The station was first constructed on 21 January 1887, as part of the "Ferrocarril de Manila-Dagupan" line, which constitutes much of the North Main Line today. The cornerstone of the main station building at Tutuban was laid on 31 July 1887.[1] The railway was 195 kilometers long at the time of its opening on November 24, 1892, running from Manila to Dagupan City in Pangasinan. The Manila Railroad Company was changed to the corporate name Philippine National Railways due to the enactment of the Republic Act No. 4156.[2]

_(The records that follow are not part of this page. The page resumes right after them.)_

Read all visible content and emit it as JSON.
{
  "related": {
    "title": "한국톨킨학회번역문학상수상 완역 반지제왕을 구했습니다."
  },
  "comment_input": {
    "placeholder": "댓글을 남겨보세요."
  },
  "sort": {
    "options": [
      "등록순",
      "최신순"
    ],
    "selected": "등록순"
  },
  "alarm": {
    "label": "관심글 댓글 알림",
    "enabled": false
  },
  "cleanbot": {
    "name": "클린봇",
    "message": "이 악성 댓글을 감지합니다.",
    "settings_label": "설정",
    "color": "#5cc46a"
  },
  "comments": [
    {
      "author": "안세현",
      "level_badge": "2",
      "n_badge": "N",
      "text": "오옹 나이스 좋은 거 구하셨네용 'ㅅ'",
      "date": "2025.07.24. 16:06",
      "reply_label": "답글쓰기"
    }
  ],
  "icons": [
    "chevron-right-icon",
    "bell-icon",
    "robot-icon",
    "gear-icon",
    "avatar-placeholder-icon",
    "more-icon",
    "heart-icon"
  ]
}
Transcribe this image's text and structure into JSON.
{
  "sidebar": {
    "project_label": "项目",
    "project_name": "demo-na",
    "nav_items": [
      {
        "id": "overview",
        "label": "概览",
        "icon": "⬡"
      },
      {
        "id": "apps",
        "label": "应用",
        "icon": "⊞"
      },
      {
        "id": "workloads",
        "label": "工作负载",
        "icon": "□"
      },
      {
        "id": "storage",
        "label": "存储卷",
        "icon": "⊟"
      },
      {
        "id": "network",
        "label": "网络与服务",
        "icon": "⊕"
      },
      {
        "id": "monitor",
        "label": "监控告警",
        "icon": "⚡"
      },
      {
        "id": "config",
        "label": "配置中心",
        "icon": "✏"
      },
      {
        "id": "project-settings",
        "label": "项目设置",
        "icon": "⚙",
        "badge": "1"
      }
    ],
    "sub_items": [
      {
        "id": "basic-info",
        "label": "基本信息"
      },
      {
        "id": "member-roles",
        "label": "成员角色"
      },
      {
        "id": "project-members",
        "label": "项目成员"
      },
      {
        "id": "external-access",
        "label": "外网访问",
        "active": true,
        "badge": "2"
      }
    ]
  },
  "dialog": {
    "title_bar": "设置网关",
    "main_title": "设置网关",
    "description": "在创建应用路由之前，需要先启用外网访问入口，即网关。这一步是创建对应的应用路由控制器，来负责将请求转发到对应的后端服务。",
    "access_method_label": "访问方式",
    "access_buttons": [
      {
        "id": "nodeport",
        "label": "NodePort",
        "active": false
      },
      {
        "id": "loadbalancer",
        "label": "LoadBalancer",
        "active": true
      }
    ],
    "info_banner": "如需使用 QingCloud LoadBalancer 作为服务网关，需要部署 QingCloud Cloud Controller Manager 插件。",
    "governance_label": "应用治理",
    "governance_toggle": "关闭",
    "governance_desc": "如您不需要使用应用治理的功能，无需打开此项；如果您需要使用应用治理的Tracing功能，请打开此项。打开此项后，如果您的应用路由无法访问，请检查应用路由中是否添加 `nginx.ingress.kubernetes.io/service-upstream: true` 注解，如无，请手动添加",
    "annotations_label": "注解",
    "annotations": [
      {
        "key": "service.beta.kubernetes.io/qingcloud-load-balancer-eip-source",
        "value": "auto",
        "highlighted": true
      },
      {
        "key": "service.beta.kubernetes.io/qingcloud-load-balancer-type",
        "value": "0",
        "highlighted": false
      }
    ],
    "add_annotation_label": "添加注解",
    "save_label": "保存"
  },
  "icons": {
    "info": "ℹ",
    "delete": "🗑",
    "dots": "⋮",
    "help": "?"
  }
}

In 1988, PNR evaluated the possibility of renting 22 hectares of land to Tutuban at Claro M. Recto in response to the challenges of development and help promote the site to be the center of trade. PNR implemented the first part of the master development plan of Tutuban Properties, Inc. in 1991, and later entrusted the management and development of the land. The Tutuban Center Mall was formally inaugurated to the public led by Fidel V. Ramos on February 21, 1994.

The following years has witnessed the continued efforts among PNR, Tutuban Properties, Inc. and the Philippine Government to advance the methods of travel by reorganizing the overall railroad system, improve the civic and business buildings around the Tutuban, and keep emphasis on history. The development of PNR Plaza is a step to verify the cause of reactivating the overall railroad system as one method of travel and trading. Tutuban Mall will be going to Philippine National Railways.

The Tutuban Station Executive Building was inaugurated on May 30, 1996.

Gallery[edit]

Station layout[edit]

L1
Platforms
Platform A PNR Metro Commuter towards Alabang or Depot (→)
Island platform, doors will open on either the left or the right
Platform A PNR Metro Commuter towards Alabang or Depot (→)
Platform B PNR Metro Commuter towards Alabang or Depot (→)
Island platform, doors will open on either the left or the right
Platform B PNR Metro Commuter towards Alabang or Depot (→)
Platform C PNR Metro Commuter towards Alabang or Depot (→)
Island platform, doors will open on either the left or the right
Platform C PNR Metro Commuter towards Alabang or Depot (→)
L1 Concourse Ticket Booths, Station Control, shops, Depot, Main Office, Bicycle, Bus, FX, Jeepney, Taxi and Tricycle Transport Terminal

See also[edit]

References[edit]

  1. ^ "Philippine National Railways; Main Lines on Luzon". Geocities. Retrieved 3 May 2014. 
  2. ^ "PNR in Philippine History". Philippine National Railways. Archived from the original on 19 February 2015. Retrieved 3 May 2014. 

External links[edit]